** Source information follows **
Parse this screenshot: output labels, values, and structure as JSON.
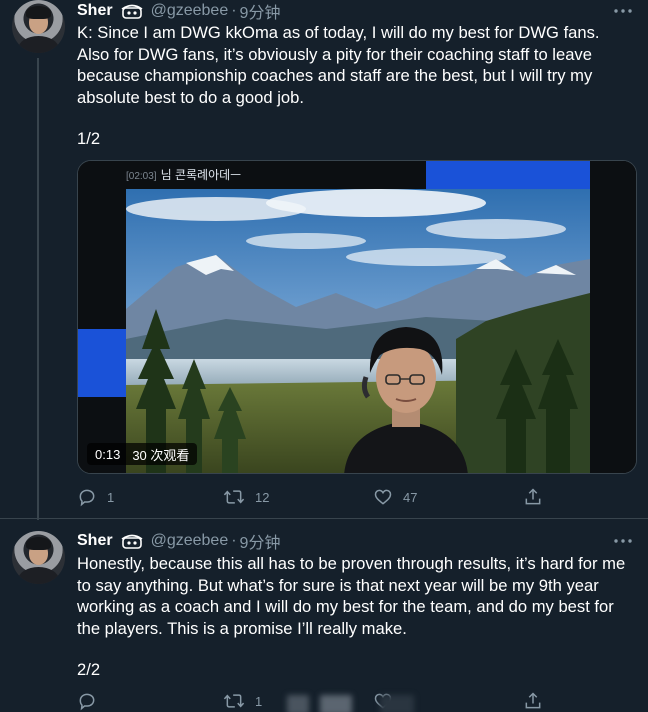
{
  "tweets": [
    {
      "author": {
        "name": "Sher",
        "handle": "@gzeebee",
        "separator": "·",
        "time": "9分钟"
      },
      "text": "K: Since I am DWG kkOma as of today, I will do my best for DWG fans. Also for DWG fans, it’s obviously a pity for their coaching staff to leave because championship coaches and staff are the best, but I will try my absolute best to do a good job.",
      "page": "1/2",
      "video": {
        "overlay_text": "님 콘록례아데ㅡ",
        "overlay_tag": "[02:03]",
        "duration": "0:13",
        "views": "30 次观看"
      },
      "actions": {
        "reply_count": "1",
        "retweet_count": "12",
        "like_count": "47"
      }
    },
    {
      "author": {
        "name": "Sher",
        "handle": "@gzeebee",
        "separator": "·",
        "time": "9分钟"
      },
      "text": "Honestly, because this all has to be proven through results, it’s hard for me to say anything. But what’s for sure is that next year will be my 9th year working as a coach and I will do my best for the team, and do my best for the players. This is a promise I’ll really make.",
      "page": "2/2",
      "actions": {
        "retweet_count": "1"
      }
    }
  ],
  "icons": {
    "more": "more-horizontal-icon",
    "reply": "reply-bubble-icon",
    "retweet": "retweet-arrows-icon",
    "like": "heart-icon",
    "share": "share-upload-icon",
    "emoji": "face-emoji-icon"
  },
  "colors": {
    "background": "#15202b",
    "secondary_text": "#8899a6",
    "divider": "#38444d",
    "video_accent": "#1a52d8"
  }
}
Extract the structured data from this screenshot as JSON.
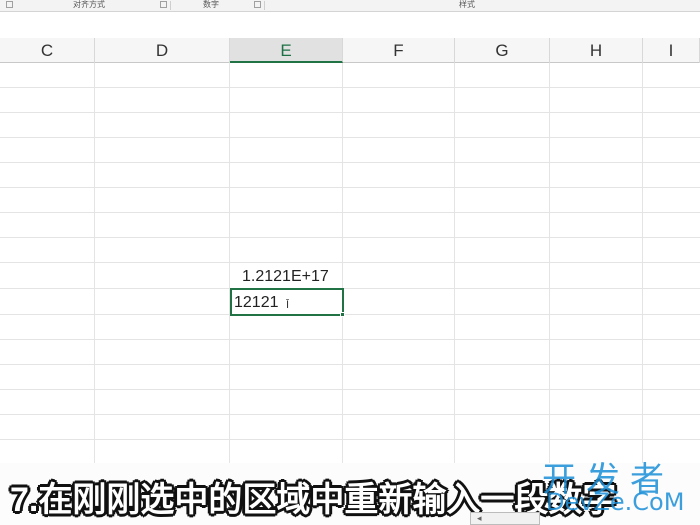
{
  "ribbon": {
    "groups": [
      {
        "label": "对齐方式"
      },
      {
        "label": "数字"
      },
      {
        "label": "样式"
      }
    ]
  },
  "sheet": {
    "columns": [
      "C",
      "D",
      "E",
      "F",
      "G",
      "H",
      "I"
    ],
    "active_column": "E",
    "cells": {
      "e_upper": "1.2121E+17",
      "active_value": "12121"
    }
  },
  "caption": {
    "text": "7.在刚刚选中的区域中重新输入一段数字"
  },
  "watermark": {
    "line1": "开发者",
    "line2": "DevZe.CoM"
  },
  "colors": {
    "accent": "#217346",
    "watermark": "#1b8fd8"
  }
}
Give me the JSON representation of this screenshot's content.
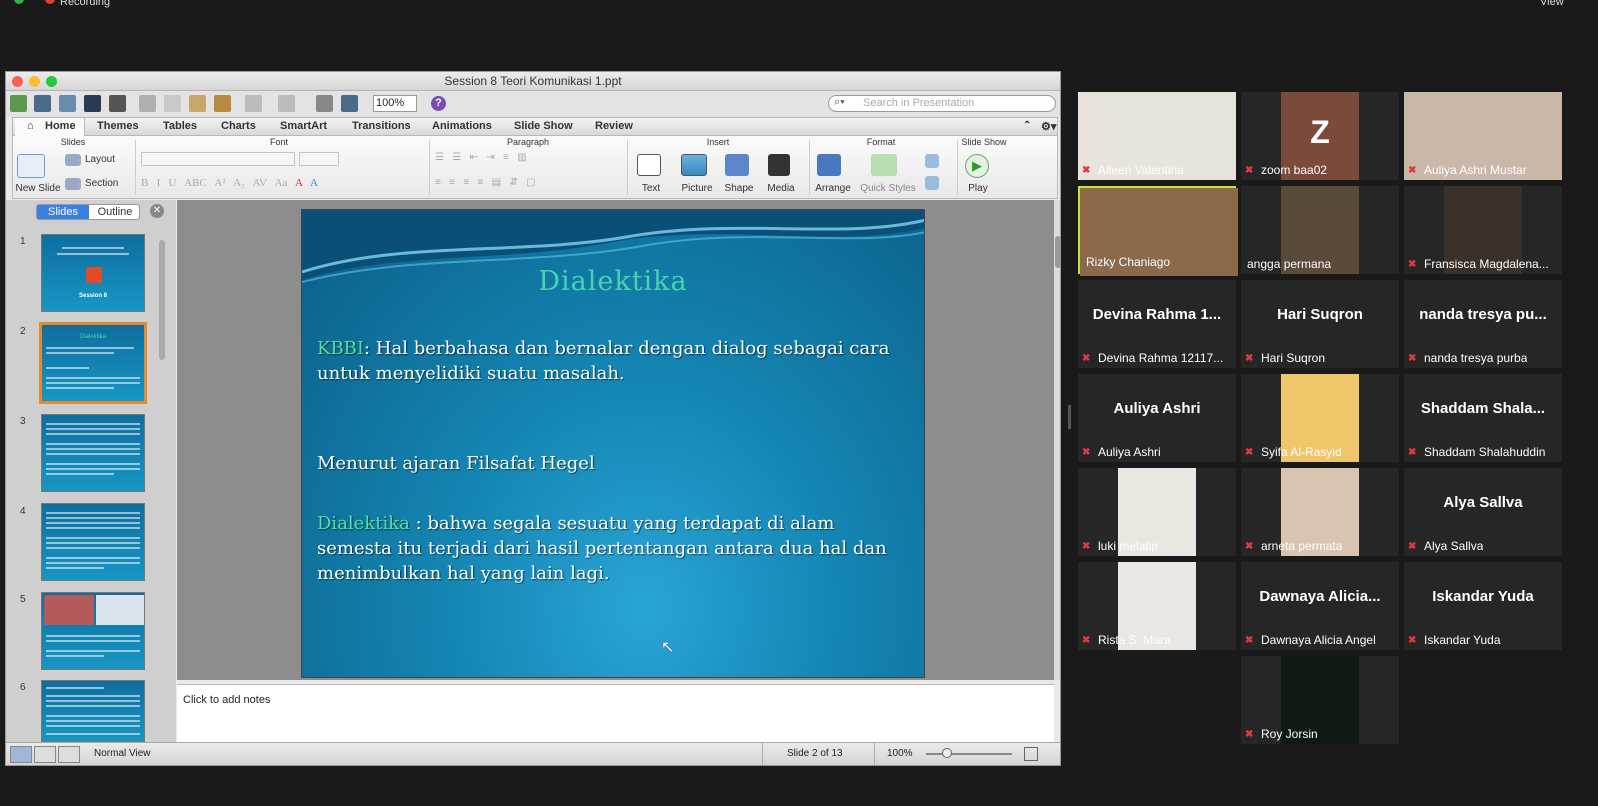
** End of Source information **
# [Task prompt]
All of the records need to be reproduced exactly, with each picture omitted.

# [Reply to the task]
Parse this screenshot: output labels, values, and structure as JSON.
{
  "tweets": [
    {
      "author": {
        "name": "Sher",
        "handle": "@gzeebee",
        "separator": "·",
        "time": "9分钟"
      },
      "text": "K: Since I am DWG kkOma as of today, I will do my best for DWG fans. Also for DWG fans, it’s obviously a pity for their coaching staff to leave because championship coaches and staff are the best, but I will try my absolute best to do a good job.",
      "page": "1/2",
      "video": {
        "overlay_text": "님 콘록례아데ㅡ",
        "overlay_tag": "[02:03]",
        "duration": "0:13",
        "views": "30 次观看"
      },
      "actions": {
        "reply_count": "1",
        "retweet_count": "12",
        "like_count": "47"
      }
    },
    {
      "author": {
        "name": "Sher",
        "handle": "@gzeebee",
        "separator": "·",
        "time": "9分钟"
      },
      "text": "Honestly, because this all has to be proven through results, it’s hard for me to say anything. But what’s for sure is that next year will be my 9th year working as a coach and I will do my best for the team, and do my best for the players. This is a promise I’ll really make.",
      "page": "2/2",
      "actions": {
        "retweet_count": "1"
      }
    }
  ],
  "icons": {
    "more": "more-horizontal-icon",
    "reply": "reply-bubble-icon",
    "retweet": "retweet-arrows-icon",
    "like": "heart-icon",
    "share": "share-upload-icon",
    "emoji": "face-emoji-icon"
  },
  "colors": {
    "background": "#15202b",
    "secondary_text": "#8899a6",
    "divider": "#38444d",
    "video_accent": "#1a52d8"
  }
}
Extract the structured data from this screenshot as JSON.
{
  "ribbon": {
    "groups": [
      {
        "label": "对齐方式"
      },
      {
        "label": "数字"
      },
      {
        "label": "样式"
      }
    ]
  },
  "sheet": {
    "columns": [
      "C",
      "D",
      "E",
      "F",
      "G",
      "H",
      "I"
    ],
    "active_column": "E",
    "cells": {
      "e_upper": "1.2121E+17",
      "active_value": "12121"
    }
  },
  "caption": {
    "text": "7.在刚刚选中的区域中重新输入一段数字"
  },
  "watermark": {
    "line1": "开发者",
    "line2": "DevZe.CoM"
  },
  "colors": {
    "accent": "#217346",
    "watermark": "#1b8fd8"
  }
}
Give me the JSON representation of this screenshot's content.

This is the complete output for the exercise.